Dating expert Rachel Greenwald, author of Why He Didn't Call You Back, talks about dating etiquette, first date tips and how to make sure you get a second date. "To me a successful first or second date is simply an invitation to go out again. You can't really get to know who the person is deep down until you spend more time with them, so the lack of a follow-up date invitation means that someone has quickly stereotyped you."
All the blogosphere was abuzz to discover that the rumors were true. A long-time commenter proposed to his favorite, bookmarked blogger; and, blogger accepted, reports Jan Hoffman for the New York Times. But don't be fooled. This was no casual, one-time-comment romance. It began some four years ago with a smattering of flirtatious e-mails on the part of a loyal reader and commenter named Meade who began hinting, in the comments section, about setting up a date with his favorite blogger.
Before joining any online dating site or network read this FIRST! Today dating online is becoming a trend. There are many websites or online dating sites that have sprang up, most however are scams and are not worth it. Here are tips for choosing an online dating site or network.
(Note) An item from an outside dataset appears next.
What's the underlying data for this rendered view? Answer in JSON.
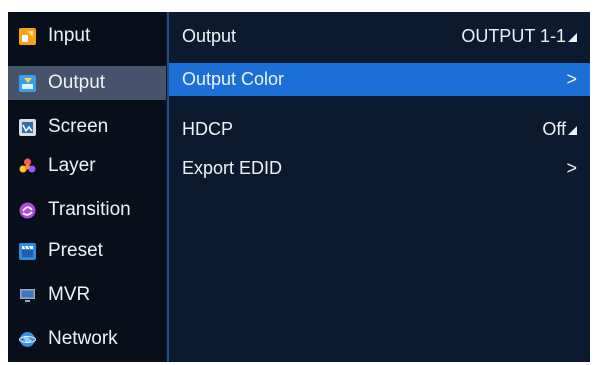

In the months after divorcing my wife, my weeks were bifurcated. Half the week, I was a single father working hard to provide a stable home for my children in the midst of an unstable time. The other half I was a man on his own trying to navigate dating for the first time in my life. Prior to being married, relationships had grown organically out of friendships rather than being the result of formal dates with women I'd met online. Just as I was becoming more comfortable with my new life, I discovered that what I thought to be a hemorrhoid was actually a tumor in my rectum. Luckily there was good hope for a cure, but the treatment would be painful, last nearly a year and leave me with a permanent colostomy.